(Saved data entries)
★ ★ ★ ★ ★

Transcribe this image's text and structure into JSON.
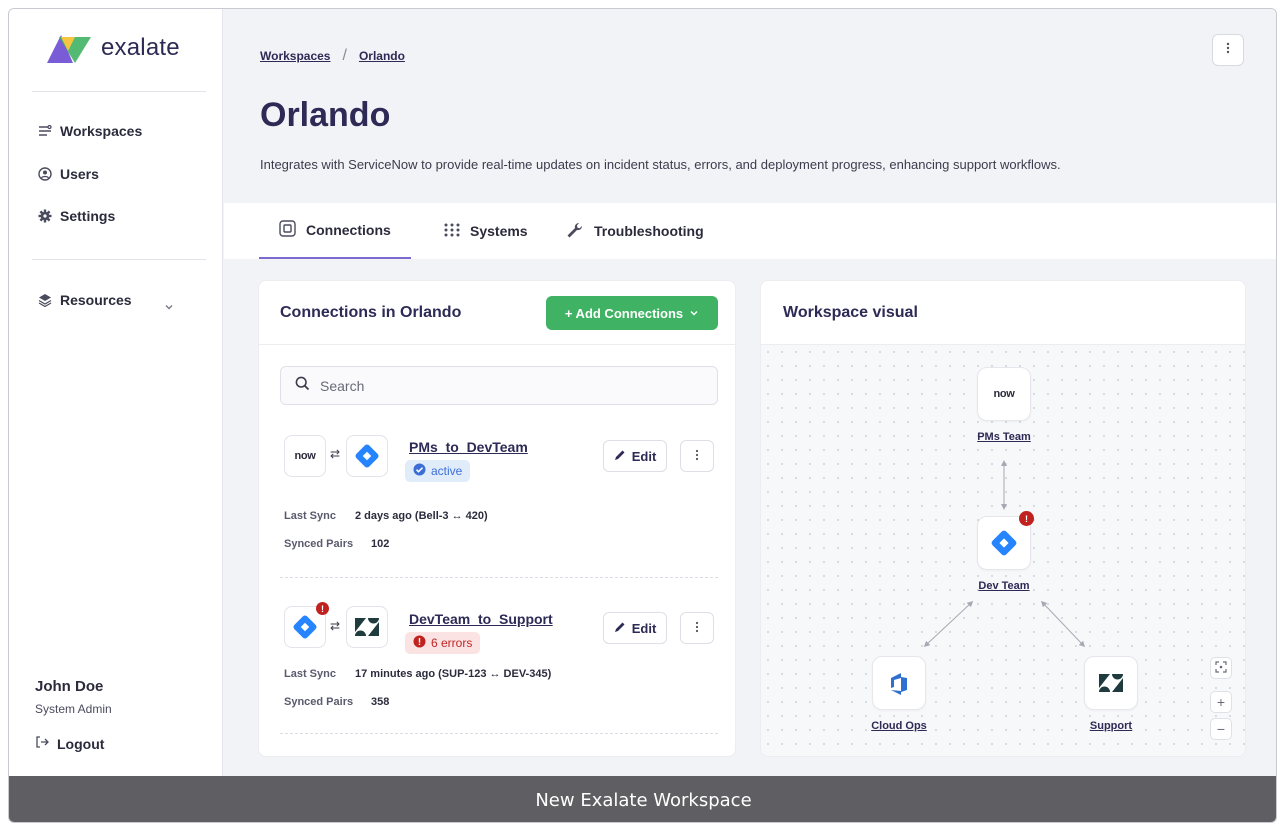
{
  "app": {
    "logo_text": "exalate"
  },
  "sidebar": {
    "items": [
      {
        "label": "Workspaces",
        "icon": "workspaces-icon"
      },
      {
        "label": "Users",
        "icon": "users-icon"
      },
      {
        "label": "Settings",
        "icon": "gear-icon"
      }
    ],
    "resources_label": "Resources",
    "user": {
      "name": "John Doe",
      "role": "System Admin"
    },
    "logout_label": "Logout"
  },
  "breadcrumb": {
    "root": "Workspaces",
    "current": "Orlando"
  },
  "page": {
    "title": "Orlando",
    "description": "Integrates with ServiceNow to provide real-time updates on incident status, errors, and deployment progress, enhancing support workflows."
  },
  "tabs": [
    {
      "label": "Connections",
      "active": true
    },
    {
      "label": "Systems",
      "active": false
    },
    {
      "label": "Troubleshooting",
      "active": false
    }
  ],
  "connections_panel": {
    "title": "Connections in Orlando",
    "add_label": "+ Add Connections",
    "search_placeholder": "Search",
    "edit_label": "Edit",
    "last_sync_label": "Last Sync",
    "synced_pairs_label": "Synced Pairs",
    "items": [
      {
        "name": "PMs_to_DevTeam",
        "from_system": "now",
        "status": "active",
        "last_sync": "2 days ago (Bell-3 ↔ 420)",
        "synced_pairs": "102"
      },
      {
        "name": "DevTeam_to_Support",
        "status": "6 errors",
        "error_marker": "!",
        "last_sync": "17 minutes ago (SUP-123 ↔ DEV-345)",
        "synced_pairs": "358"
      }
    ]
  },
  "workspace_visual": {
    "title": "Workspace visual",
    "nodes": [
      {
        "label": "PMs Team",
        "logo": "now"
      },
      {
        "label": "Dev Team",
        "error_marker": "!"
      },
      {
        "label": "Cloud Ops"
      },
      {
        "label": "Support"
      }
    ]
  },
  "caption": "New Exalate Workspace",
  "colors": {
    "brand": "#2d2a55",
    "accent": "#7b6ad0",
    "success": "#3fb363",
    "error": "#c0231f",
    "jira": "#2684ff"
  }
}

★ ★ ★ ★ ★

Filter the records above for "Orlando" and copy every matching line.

    "current": "Orlando"
    "title": "Orlando",
    "title": "Connections in Orlando",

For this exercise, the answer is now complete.